SEOUL, South Korea South Korea aims to become the world's top supplier of rechargeable batteries by 2012, surpassing current leader Japan. The government said it has assembled the infrastructure and key materials needed to boost production.
The Ministry of Commerce, Industry and Energy announced the ambitious plan Friday (Dec. 1) to develop next-generation secondary battery technology. The government said it expects exports of lithium-ion batteries to grow to $2.3 billion in 2008, giving South Korea a global market share of 35 percent. That total is forecast to jump to $6 billion by 2012 as South Korea is expected to account for half the world battery market. with a market share of 50 percent. It's current share totals $900 million, giving it a 22-percent share.

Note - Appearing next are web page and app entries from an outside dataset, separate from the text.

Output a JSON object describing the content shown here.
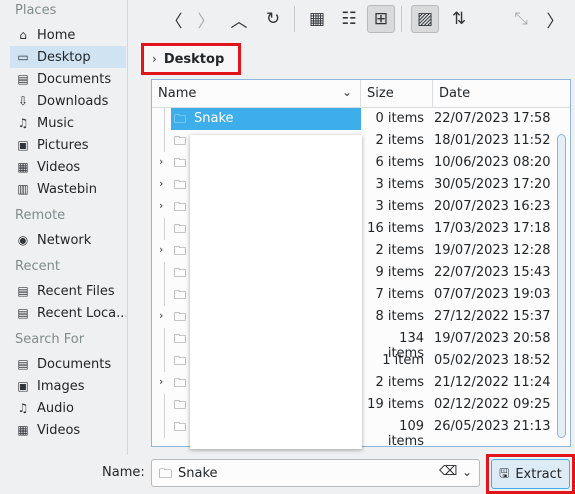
{
  "places": {
    "sections": [
      {
        "title": "Places",
        "items": [
          {
            "label": "Home",
            "icon": "home-icon",
            "glyph": "⌂"
          },
          {
            "label": "Desktop",
            "icon": "desktop-icon",
            "glyph": "▭",
            "selected": true
          },
          {
            "label": "Documents",
            "icon": "document-icon",
            "glyph": "▤"
          },
          {
            "label": "Downloads",
            "icon": "download-icon",
            "glyph": "⇩"
          },
          {
            "label": "Music",
            "icon": "music-icon",
            "glyph": "♫"
          },
          {
            "label": "Pictures",
            "icon": "picture-icon",
            "glyph": "▣"
          },
          {
            "label": "Videos",
            "icon": "video-icon",
            "glyph": "▦"
          },
          {
            "label": "Wastebin",
            "icon": "trash-icon",
            "glyph": "▥"
          }
        ]
      },
      {
        "title": "Remote",
        "items": [
          {
            "label": "Network",
            "icon": "network-icon",
            "glyph": "◉"
          }
        ]
      },
      {
        "title": "Recent",
        "items": [
          {
            "label": "Recent Files",
            "icon": "recent-files-icon",
            "glyph": "▤"
          },
          {
            "label": "Recent Loca...",
            "icon": "recent-locations-icon",
            "glyph": "▤"
          }
        ]
      },
      {
        "title": "Search For",
        "items": [
          {
            "label": "Documents",
            "icon": "search-documents-icon",
            "glyph": "▤"
          },
          {
            "label": "Images",
            "icon": "search-images-icon",
            "glyph": "▣"
          },
          {
            "label": "Audio",
            "icon": "search-audio-icon",
            "glyph": "♫"
          },
          {
            "label": "Videos",
            "icon": "search-videos-icon",
            "glyph": "▦"
          }
        ]
      }
    ]
  },
  "toolbar": {
    "buttons": [
      {
        "name": "back-icon",
        "glyph": "〈"
      },
      {
        "name": "forward-icon",
        "glyph": "〉",
        "disabled": true
      },
      {
        "name": "up-icon",
        "glyph": "︿"
      },
      {
        "name": "reload-icon",
        "glyph": "↻"
      },
      {
        "name": "icon-view-icon",
        "glyph": "▦"
      },
      {
        "name": "detail-view-icon",
        "glyph": "☷"
      },
      {
        "name": "tree-view-icon",
        "glyph": "⊞",
        "checked": true
      },
      {
        "name": "preview-icon",
        "glyph": "▨",
        "checked": true
      },
      {
        "name": "sort-icon",
        "glyph": "⇅"
      },
      {
        "name": "zoom-icon",
        "glyph": "⤡",
        "disabled": true
      },
      {
        "name": "more-icon",
        "glyph": "〉"
      }
    ]
  },
  "breadcrumb": {
    "chevron": "›",
    "label": "Desktop"
  },
  "table": {
    "headers": {
      "name": "Name",
      "size": "Size",
      "date": "Date"
    },
    "rows": [
      {
        "name": "Snake",
        "size": "0 items",
        "date": "22/07/2023 17:58",
        "expandable": false,
        "selected": true
      },
      {
        "name": "",
        "size": "2 items",
        "date": "18/01/2023 11:52",
        "expandable": false
      },
      {
        "name": "",
        "size": "6 items",
        "date": "10/06/2023 08:20",
        "expandable": true
      },
      {
        "name": "",
        "size": "3 items",
        "date": "30/05/2023 17:20",
        "expandable": true
      },
      {
        "name": "",
        "size": "3 items",
        "date": "20/07/2023 16:23",
        "expandable": true
      },
      {
        "name": "",
        "size": "16 items",
        "date": "17/03/2023 17:18",
        "expandable": false
      },
      {
        "name": "",
        "size": "2 items",
        "date": "19/07/2023 12:28",
        "expandable": true
      },
      {
        "name": "",
        "size": "9 items",
        "date": "22/07/2023 15:43",
        "expandable": false
      },
      {
        "name": "",
        "size": "7 items",
        "date": "07/07/2023 19:03",
        "expandable": false
      },
      {
        "name": "",
        "size": "8 items",
        "date": "27/12/2022 15:37",
        "expandable": true
      },
      {
        "name": "",
        "size": "134 items",
        "date": "19/07/2023 20:58",
        "expandable": false
      },
      {
        "name": "",
        "size": "1 item",
        "date": "05/02/2023 18:52",
        "expandable": false
      },
      {
        "name": "",
        "size": "2 items",
        "date": "21/12/2022 11:24",
        "expandable": true
      },
      {
        "name": "",
        "size": "19 items",
        "date": "02/12/2022 09:25",
        "expandable": false
      },
      {
        "name": "",
        "size": "109 items",
        "date": "26/05/2023 21:13",
        "expandable": false
      }
    ]
  },
  "footer": {
    "name_label": "Name:",
    "name_value": "Snake",
    "extract_label": "Extract"
  },
  "colors": {
    "accent": "#3daee9",
    "highlight_outline": "#e1141b"
  }
}
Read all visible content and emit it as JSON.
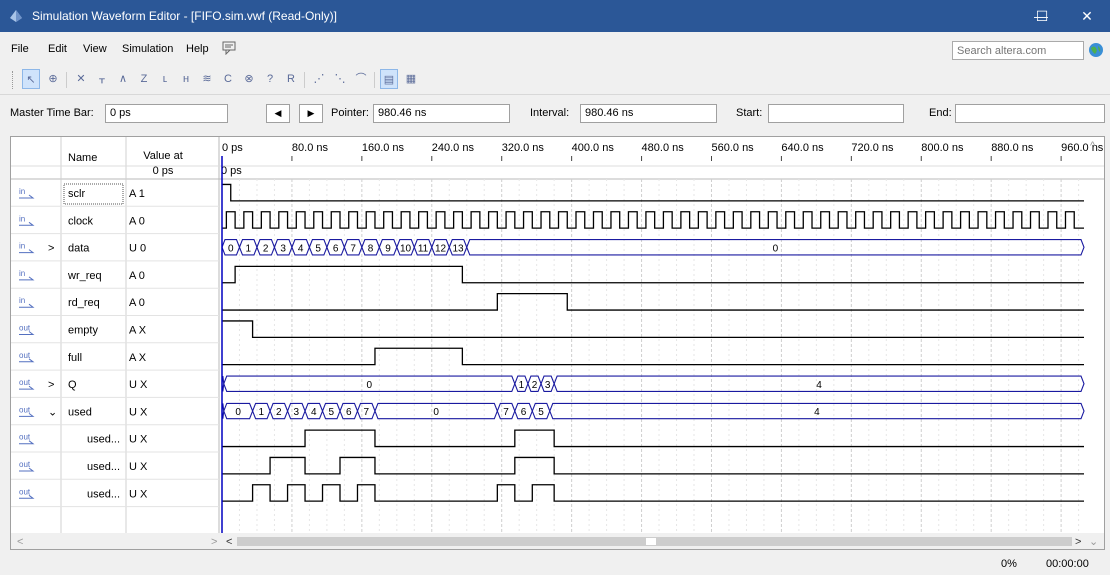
{
  "window": {
    "title": "Simulation Waveform Editor - [FIFO.sim.vwf (Read-Only)]",
    "minimize": "—",
    "maximize": "☐",
    "close": "✕"
  },
  "menu": [
    "File",
    "Edit",
    "View",
    "Simulation",
    "Help"
  ],
  "search": {
    "placeholder": "Search altera.com"
  },
  "timebar": {
    "master_label": "Master Time Bar:",
    "master_value": "0 ps",
    "pointer_label": "Pointer:",
    "pointer_value": "980.46 ns",
    "interval_label": "Interval:",
    "interval_value": "980.46 ns",
    "start_label": "Start:",
    "start_value": "",
    "end_label": "End:",
    "end_value": ""
  },
  "grid": {
    "col_name": "Name",
    "col_value_line1": "Value at",
    "col_value_line2": "0 ps",
    "cursor_label": "0 ps",
    "time_ticks": [
      "0 ps",
      "80.0 ns",
      "160.0 ns",
      "240.0 ns",
      "320.0 ns",
      "400.0 ns",
      "480.0 ns",
      "560.0 ns",
      "640.0 ns",
      "720.0 ns",
      "800.0 ns",
      "880.0 ns",
      "960.0 ns"
    ],
    "signals": [
      {
        "dir": "in",
        "expand": "",
        "name": "sclr",
        "value": "A 1",
        "indent": false
      },
      {
        "dir": "in",
        "expand": "",
        "name": "clock",
        "value": "A 0",
        "indent": false
      },
      {
        "dir": "in",
        "expand": ">",
        "name": "data",
        "value": "U 0",
        "indent": false
      },
      {
        "dir": "in",
        "expand": "",
        "name": "wr_req",
        "value": "A 0",
        "indent": false
      },
      {
        "dir": "in",
        "expand": "",
        "name": "rd_req",
        "value": "A 0",
        "indent": false
      },
      {
        "dir": "out",
        "expand": "",
        "name": "empty",
        "value": "A X",
        "indent": false
      },
      {
        "dir": "out",
        "expand": "",
        "name": "full",
        "value": "A X",
        "indent": false
      },
      {
        "dir": "out",
        "expand": ">",
        "name": "Q",
        "value": "U X",
        "indent": false
      },
      {
        "dir": "out",
        "expand": "v",
        "name": "used",
        "value": "U X",
        "indent": false
      },
      {
        "dir": "out",
        "expand": "",
        "name": "used...",
        "value": "U X",
        "indent": true
      },
      {
        "dir": "out",
        "expand": "",
        "name": "used...",
        "value": "U X",
        "indent": true
      },
      {
        "dir": "out",
        "expand": "",
        "name": "used...",
        "value": "U X",
        "indent": true
      }
    ],
    "bus_labels": {
      "data": [
        "0",
        "1",
        "2",
        "3",
        "4",
        "5",
        "6",
        "7",
        "8",
        "9",
        "10",
        "11",
        "12",
        "13",
        "0"
      ],
      "Q": [
        "0",
        "1",
        "2",
        "3",
        "4"
      ],
      "used": [
        "0",
        "1",
        "2",
        "3",
        "4",
        "5",
        "6",
        "7",
        "0",
        "7",
        "6",
        "5",
        "4"
      ]
    }
  },
  "status": {
    "percent": "0%",
    "time": "00:00:00"
  },
  "colors": {
    "titlebar": "#2b5797",
    "bus": "#1a1aa0",
    "wave": "#000000",
    "cursor": "#0000c0"
  }
}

The ministry said the project focuses mainly on development of the lithium-ion batteries for use in the mobile devices, hybrid electric vehicles, robots and in the power storage sector.
The move follows a massive recall of lithium-ion batteries by Sony Corp. that were used primarily in laptop PCs.
If the South Korean battery initiative unfolds as envisioned, the country would become the top supplier of secondary batteries used in mobile devices by 2012. Japan currently holds 60 percent of the global battery market, according to the ministry.
As of June 2006, Japan's Sanyo was the world's top secondary battery supplier with a market share of 32 percent, followed by Sony with 18 percent. South Korea's Samsung SDI accounted for 14 percent of the market and LG Chem ranked fifth with 8 percent.
The ministry cited a government-led R&D effort designed to localize production of four key battery components: cathode-electrode active materials, anode-electrode active materials, electrolytes and separators. Domestic development of the four elements would provide an import substitution boost of more than $160 million a year, the ministry added.
A government-backed task force consisting of about 800 members from 62 industrial, academic and research institutes has been working since 2003 to develop secondary battery technology and build infrastructure. The government contributed $82.5 million to the battery project.